My biggest reason for not wanting to be Catholic still hurts. My favorite way to worship is through music. If you’ve ever gone to see your favorite worship singer in concert, you get the whole experience—the lights, the blaring sound system, the crowd of people all worshiping together with raised hands, dancing before God and singing of His greatness. That is what most big Protestant churches are like every single week. The more contemporary worship music and new versions of some hymns were always played. The presence of the Lord was always so strong when I was in this environment worshiping through song.
The first time I went to a Catholic Mass—before I believed in the Presence of God in the Eucharist—I couldn’t believe the dullness. People just stood there with their heads stuck in the hymnals. I remember thinking, “If Jesus was standing right in front of you and you knew He just saved your eternal souls, there’s no way you would just be standing there looking so bored!” Music was the most important thing to me. Even as a Protestant, when I was trying out another church, I didn’t want to be there because no one was worshiping the way I thought they should be. I thought there was no way He would want me to give that up. But if there’s one thing I’ve learned during this whole transition, it’s that there is more than one way to worship God. Praise and worship is my favorite way, but it’s not about me. It’s about Jesus, and what He wants is for me to receive His Body, Blood, Soul, and Divinity in the Eucharist and other Sacraments.
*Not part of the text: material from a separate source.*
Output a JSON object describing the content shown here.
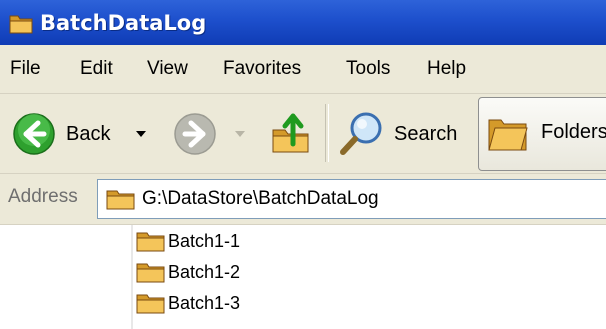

Once I realized this, I started to come out of the darkness. I started listening to others’ conversion stories, which helped me understand that I wasn’t alone. I told my in-laws about my decision to start the RCIA process and they were (and continue to be) an incredible support; especially since my mother-in-law, Heather, is also a convert and experienced the same hunger for the Eucharist that I did. My family was not mad. Confused, but not mad. The most important thing for me was that my husband, Bobby, was willing to search with me and go back to the Church as a couple. He never made me feel bad about struggling with my faith. He always validated me and helped me feel like a normal human as he always does. I started RCIA and that was it. I couldn’t believe it, but I was on the journey to becoming Catholic.
God never ceases to amaze and surprise me. When I was still searching and questioning, Kelsey once told me, “Jesus is pursuing you. Consider yourself thoroughly wooed!” She was totally right. I have been wooed! I will still have struggles with faith, but I am a stronger Christian now because of all of this. If we struggle, it’s because God is planning something amazing for us on the other side. I’m still not crazy about the hymns, but with Heather’s beautiful voice leading us behind the piano at our parish, I think I’m starting to come around.